## Assignment
Repeat every line of the data exactly, but not the pictures.

## Available records
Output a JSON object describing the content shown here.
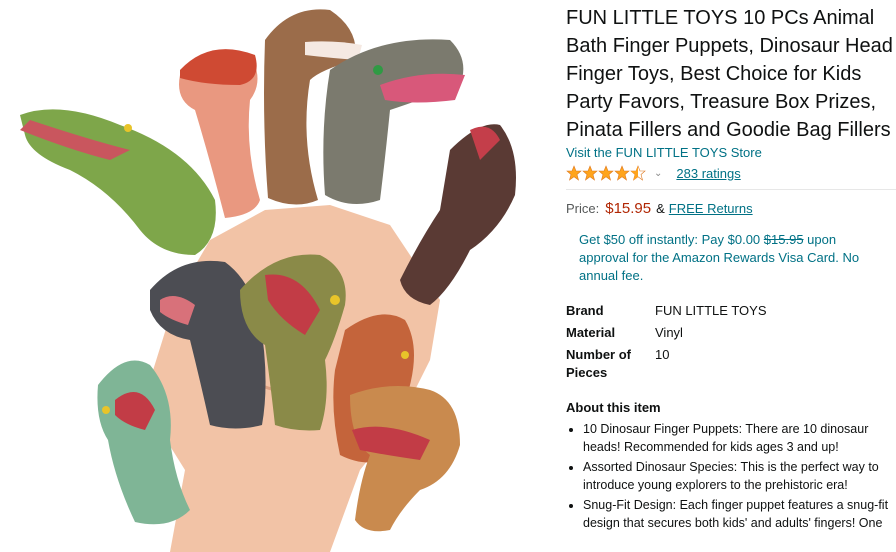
{
  "product": {
    "title": "FUN LITTLE TOYS 10 PCs Animal Bath Finger Puppets, Dinosaur Head Finger Toys, Best Choice for Kids Party Favors, Treasure Box Prizes, Pinata Fillers and Goodie Bag Fillers",
    "store_link": "Visit the FUN LITTLE TOYS Store",
    "rating": 4.5,
    "ratings_count": "283 ratings",
    "chevron_icon": "chevron-down-icon",
    "star_color": "#ffa41c"
  },
  "price": {
    "label": "Price:",
    "amount": "$15.95",
    "amp": "&",
    "returns": "FREE Returns",
    "color": "#b12704"
  },
  "promo": {
    "part1": "Get $50 off instantly: Pay $0.00",
    "strike": "$15.95",
    "part2": "upon approval for the Amazon Rewards Visa Card. No annual fee."
  },
  "specs": [
    {
      "label": "Brand",
      "value": "FUN LITTLE TOYS"
    },
    {
      "label": "Material",
      "value": "Vinyl"
    },
    {
      "label": "Number of Pieces",
      "value": "10"
    }
  ],
  "about": {
    "title": "About this item",
    "bullets": [
      "10 Dinosaur Finger Puppets: There are 10 dinosaur heads! Recommended for kids ages 3 and up!",
      "Assorted Dinosaur Species: This is the perfect way to introduce young explorers to the prehistoric era!",
      "Snug-Fit Design: Each finger puppet features a snug-fit design that secures both kids' and adults' fingers! One"
    ]
  },
  "image": {
    "icon": "product-photo",
    "link_color": "#007185"
  }
}
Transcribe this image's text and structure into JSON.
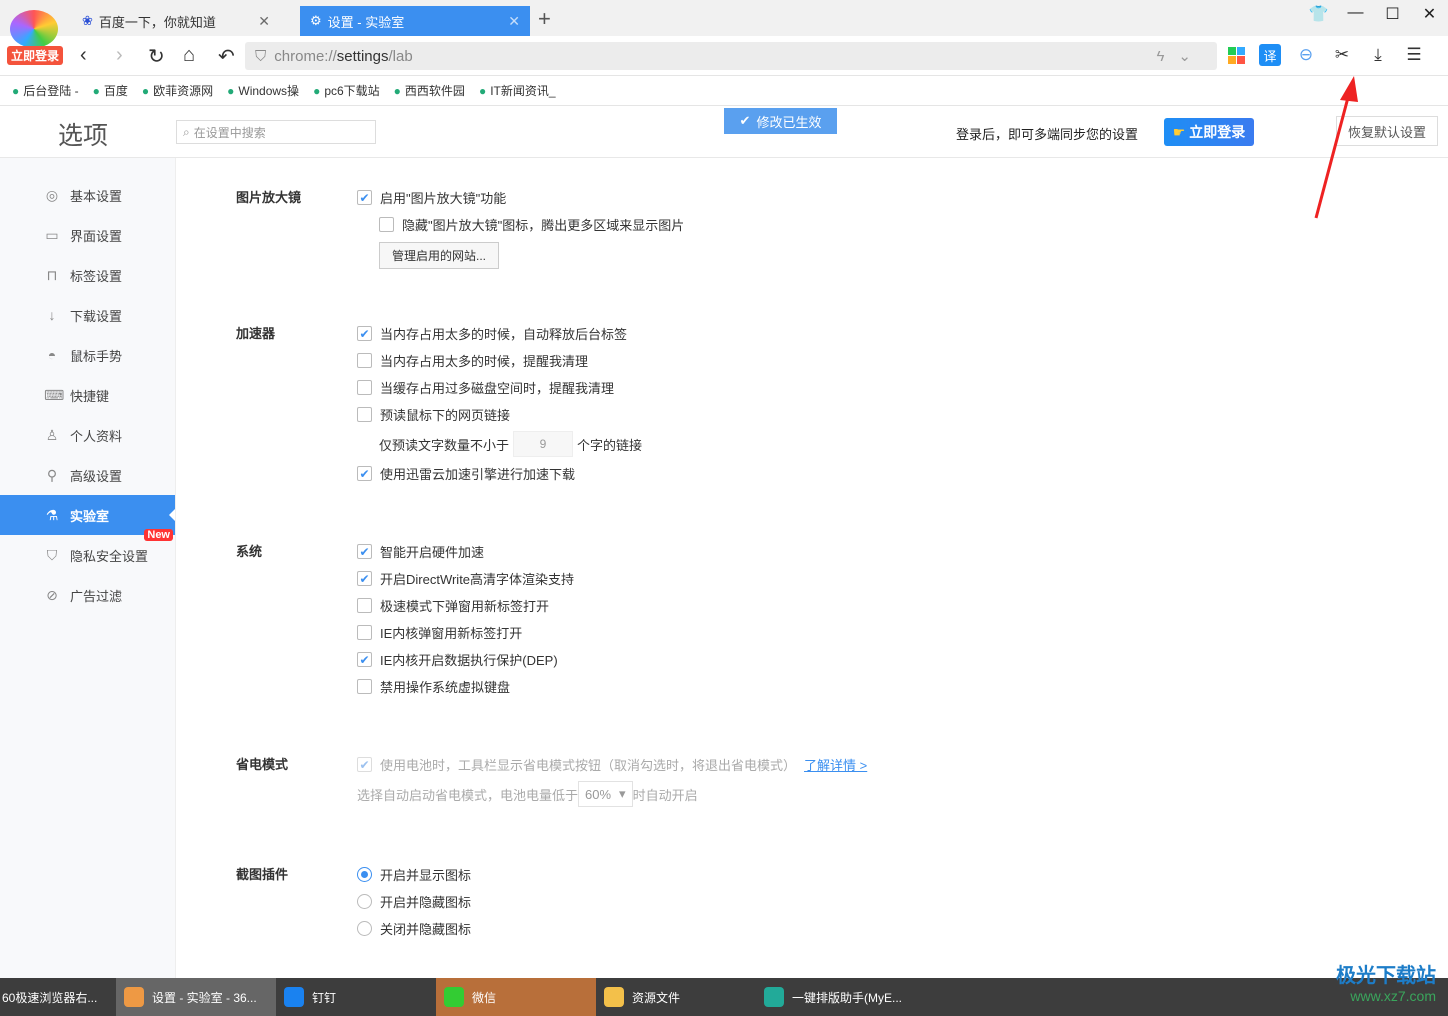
{
  "browser": {
    "login_badge": "立即登录",
    "tabs": [
      {
        "title": "百度一下，你就知道",
        "icon": "baidu-paw-icon",
        "active": false
      },
      {
        "title": "设置 - 实验室",
        "icon": "gear-icon",
        "active": true
      }
    ],
    "url_scheme": "chrome://",
    "url_path_main": "settings",
    "url_path_rest": "/lab",
    "bookmarks": [
      "后台登陆 -",
      "百度",
      "欧菲资源网",
      "Windows操",
      "pc6下载站",
      "西西软件园",
      "IT新闻资讯_"
    ]
  },
  "header": {
    "title": "选项",
    "search_placeholder": "在设置中搜索",
    "toast": "修改已生效",
    "sync_text": "登录后，即可多端同步您的设置",
    "login_button": "立即登录",
    "reset_button": "恢复默认设置"
  },
  "sidebar": {
    "items": [
      {
        "label": "基本设置",
        "icon": "settings-circle-icon"
      },
      {
        "label": "界面设置",
        "icon": "window-icon"
      },
      {
        "label": "标签设置",
        "icon": "tab-icon"
      },
      {
        "label": "下载设置",
        "icon": "download-icon"
      },
      {
        "label": "鼠标手势",
        "icon": "mouse-icon"
      },
      {
        "label": "快捷键",
        "icon": "keyboard-icon"
      },
      {
        "label": "个人资料",
        "icon": "user-icon"
      },
      {
        "label": "高级设置",
        "icon": "wrench-icon"
      },
      {
        "label": "实验室",
        "icon": "flask-icon",
        "active": true,
        "badge": "New"
      },
      {
        "label": "隐私安全设置",
        "icon": "shield-icon"
      },
      {
        "label": "广告过滤",
        "icon": "block-icon"
      }
    ]
  },
  "sections": [
    {
      "label": "图片放大镜",
      "items": [
        {
          "type": "checkbox",
          "checked": true,
          "label": "启用\"图片放大镜\"功能"
        },
        {
          "type": "checkbox",
          "checked": false,
          "indent": true,
          "label": "隐藏\"图片放大镜\"图标，腾出更多区域来显示图片"
        },
        {
          "type": "button",
          "label": "管理启用的网站..."
        }
      ]
    },
    {
      "label": "加速器",
      "items": [
        {
          "type": "checkbox",
          "checked": true,
          "label": "当内存占用太多的时候，自动释放后台标签"
        },
        {
          "type": "checkbox",
          "checked": false,
          "label": "当内存占用太多的时候，提醒我清理"
        },
        {
          "type": "checkbox",
          "checked": false,
          "label": "当缓存占用过多磁盘空间时，提醒我清理"
        },
        {
          "type": "checkbox",
          "checked": false,
          "label": "预读鼠标下的网页链接"
        },
        {
          "type": "number",
          "before": "仅预读文字数量不小于",
          "value": "9",
          "after": "个字的链接"
        },
        {
          "type": "checkbox",
          "checked": true,
          "label": "使用迅雷云加速引擎进行加速下载"
        }
      ]
    },
    {
      "label": "系统",
      "items": [
        {
          "type": "checkbox",
          "checked": true,
          "label": "智能开启硬件加速"
        },
        {
          "type": "checkbox",
          "checked": true,
          "label": "开启DirectWrite高清字体渲染支持"
        },
        {
          "type": "checkbox",
          "checked": false,
          "label": "极速模式下弹窗用新标签打开"
        },
        {
          "type": "checkbox",
          "checked": false,
          "label": "IE内核弹窗用新标签打开"
        },
        {
          "type": "checkbox",
          "checked": true,
          "label": "IE内核开启数据执行保护(DEP)"
        },
        {
          "type": "checkbox",
          "checked": false,
          "label": "禁用操作系统虚拟键盘"
        }
      ]
    },
    {
      "label": "省电模式",
      "items": [
        {
          "type": "checkbox",
          "checked": true,
          "disabled": true,
          "label": "使用电池时，工具栏显示省电模式按钮（取消勾选时，将退出省电模式）",
          "link": "了解详情 >"
        },
        {
          "type": "select",
          "before": "选择自动启动省电模式，电池电量低于",
          "value": "60%",
          "after": "时自动开启"
        }
      ]
    },
    {
      "label": "截图插件",
      "items": [
        {
          "type": "radio",
          "checked": true,
          "label": "开启并显示图标"
        },
        {
          "type": "radio",
          "checked": false,
          "label": "开启并隐藏图标"
        },
        {
          "type": "radio",
          "checked": false,
          "label": "关闭并隐藏图标"
        }
      ]
    }
  ],
  "taskbar": [
    {
      "label": "60极速浏览器右...",
      "color": "#3d3d3d"
    },
    {
      "label": "设置 - 实验室 - 36...",
      "color": "#e94"
    },
    {
      "label": "钉钉",
      "color": "#1a82f0"
    },
    {
      "label": "微信",
      "color": "#3c3"
    },
    {
      "label": "资源文件",
      "color": "#f3c04a"
    },
    {
      "label": "一键排版助手(MyE...",
      "color": "#2a9"
    }
  ],
  "watermark": {
    "name": "极光下载站",
    "url": "www.xz7.com"
  },
  "colors": {
    "accent": "#3b8ff0",
    "taskbar": "#3d3d3d",
    "active_taskbar": "#b86f3a"
  }
}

## Response for this exercise
Output a JSON object describing the content shown here.
{
  "product": {
    "title": "FUN LITTLE TOYS 10 PCs Animal Bath Finger Puppets, Dinosaur Head Finger Toys, Best Choice for Kids Party Favors, Treasure Box Prizes, Pinata Fillers and Goodie Bag Fillers",
    "store_link": "Visit the FUN LITTLE TOYS Store",
    "rating": 4.5,
    "ratings_count": "283 ratings",
    "chevron_icon": "chevron-down-icon",
    "star_color": "#ffa41c"
  },
  "price": {
    "label": "Price:",
    "amount": "$15.95",
    "amp": "&",
    "returns": "FREE Returns",
    "color": "#b12704"
  },
  "promo": {
    "part1": "Get $50 off instantly: Pay $0.00",
    "strike": "$15.95",
    "part2": "upon approval for the Amazon Rewards Visa Card. No annual fee."
  },
  "specs": [
    {
      "label": "Brand",
      "value": "FUN LITTLE TOYS"
    },
    {
      "label": "Material",
      "value": "Vinyl"
    },
    {
      "label": "Number of Pieces",
      "value": "10"
    }
  ],
  "about": {
    "title": "About this item",
    "bullets": [
      "10 Dinosaur Finger Puppets: There are 10 dinosaur heads! Recommended for kids ages 3 and up!",
      "Assorted Dinosaur Species: This is the perfect way to introduce young explorers to the prehistoric era!",
      "Snug-Fit Design: Each finger puppet features a snug-fit design that secures both kids' and adults' fingers! One"
    ]
  },
  "image": {
    "icon": "product-photo",
    "link_color": "#007185"
  }
}
Transcribe this image's text and structure into JSON.
{
  "browser": {
    "login_badge": "立即登录",
    "tabs": [
      {
        "title": "百度一下，你就知道",
        "icon": "baidu-paw-icon",
        "active": false
      },
      {
        "title": "设置 - 实验室",
        "icon": "gear-icon",
        "active": true
      }
    ],
    "url_scheme": "chrome://",
    "url_path_main": "settings",
    "url_path_rest": "/lab",
    "bookmarks": [
      "后台登陆 -",
      "百度",
      "欧菲资源网",
      "Windows操",
      "pc6下载站",
      "西西软件园",
      "IT新闻资讯_"
    ]
  },
  "header": {
    "title": "选项",
    "search_placeholder": "在设置中搜索",
    "toast": "修改已生效",
    "sync_text": "登录后，即可多端同步您的设置",
    "login_button": "立即登录",
    "reset_button": "恢复默认设置"
  },
  "sidebar": {
    "items": [
      {
        "label": "基本设置",
        "icon": "settings-circle-icon"
      },
      {
        "label": "界面设置",
        "icon": "window-icon"
      },
      {
        "label": "标签设置",
        "icon": "tab-icon"
      },
      {
        "label": "下载设置",
        "icon": "download-icon"
      },
      {
        "label": "鼠标手势",
        "icon": "mouse-icon"
      },
      {
        "label": "快捷键",
        "icon": "keyboard-icon"
      },
      {
        "label": "个人资料",
        "icon": "user-icon"
      },
      {
        "label": "高级设置",
        "icon": "wrench-icon"
      },
      {
        "label": "实验室",
        "icon": "flask-icon",
        "active": true,
        "badge": "New"
      },
      {
        "label": "隐私安全设置",
        "icon": "shield-icon"
      },
      {
        "label": "广告过滤",
        "icon": "block-icon"
      }
    ]
  },
  "sections": [
    {
      "label": "图片放大镜",
      "items": [
        {
          "type": "checkbox",
          "checked": true,
          "label": "启用\"图片放大镜\"功能"
        },
        {
          "type": "checkbox",
          "checked": false,
          "indent": true,
          "label": "隐藏\"图片放大镜\"图标，腾出更多区域来显示图片"
        },
        {
          "type": "button",
          "label": "管理启用的网站..."
        }
      ]
    },
    {
      "label": "加速器",
      "items": [
        {
          "type": "checkbox",
          "checked": true,
          "label": "当内存占用太多的时候，自动释放后台标签"
        },
        {
          "type": "checkbox",
          "checked": false,
          "label": "当内存占用太多的时候，提醒我清理"
        },
        {
          "type": "checkbox",
          "checked": false,
          "label": "当缓存占用过多磁盘空间时，提醒我清理"
        },
        {
          "type": "checkbox",
          "checked": false,
          "label": "预读鼠标下的网页链接"
        },
        {
          "type": "number",
          "before": "仅预读文字数量不小于",
          "value": "9",
          "after": "个字的链接"
        },
        {
          "type": "checkbox",
          "checked": true,
          "label": "使用迅雷云加速引擎进行加速下载"
        }
      ]
    },
    {
      "label": "系统",
      "items": [
        {
          "type": "checkbox",
          "checked": true,
          "label": "智能开启硬件加速"
        },
        {
          "type": "checkbox",
          "checked": true,
          "label": "开启DirectWrite高清字体渲染支持"
        },
        {
          "type": "checkbox",
          "checked": false,
          "label": "极速模式下弹窗用新标签打开"
        },
        {
          "type": "checkbox",
          "checked": false,
          "label": "IE内核弹窗用新标签打开"
        },
        {
          "type": "checkbox",
          "checked": true,
          "label": "IE内核开启数据执行保护(DEP)"
        },
        {
          "type": "checkbox",
          "checked": false,
          "label": "禁用操作系统虚拟键盘"
        }
      ]
    },
    {
      "label": "省电模式",
      "items": [
        {
          "type": "checkbox",
          "checked": true,
          "disabled": true,
          "label": "使用电池时，工具栏显示省电模式按钮（取消勾选时，将退出省电模式）",
          "link": "了解详情 >"
        },
        {
          "type": "select",
          "before": "选择自动启动省电模式，电池电量低于",
          "value": "60%",
          "after": "时自动开启"
        }
      ]
    },
    {
      "label": "截图插件",
      "items": [
        {
          "type": "radio",
          "checked": true,
          "label": "开启并显示图标"
        },
        {
          "type": "radio",
          "checked": false,
          "label": "开启并隐藏图标"
        },
        {
          "type": "radio",
          "checked": false,
          "label": "关闭并隐藏图标"
        }
      ]
    }
  ],
  "taskbar": [
    {
      "label": "60极速浏览器右...",
      "color": "#3d3d3d"
    },
    {
      "label": "设置 - 实验室 - 36...",
      "color": "#e94"
    },
    {
      "label": "钉钉",
      "color": "#1a82f0"
    },
    {
      "label": "微信",
      "color": "#3c3"
    },
    {
      "label": "资源文件",
      "color": "#f3c04a"
    },
    {
      "label": "一键排版助手(MyE...",
      "color": "#2a9"
    }
  ],
  "watermark": {
    "name": "极光下载站",
    "url": "www.xz7.com"
  },
  "colors": {
    "accent": "#3b8ff0",
    "taskbar": "#3d3d3d",
    "active_taskbar": "#b86f3a"
  }
}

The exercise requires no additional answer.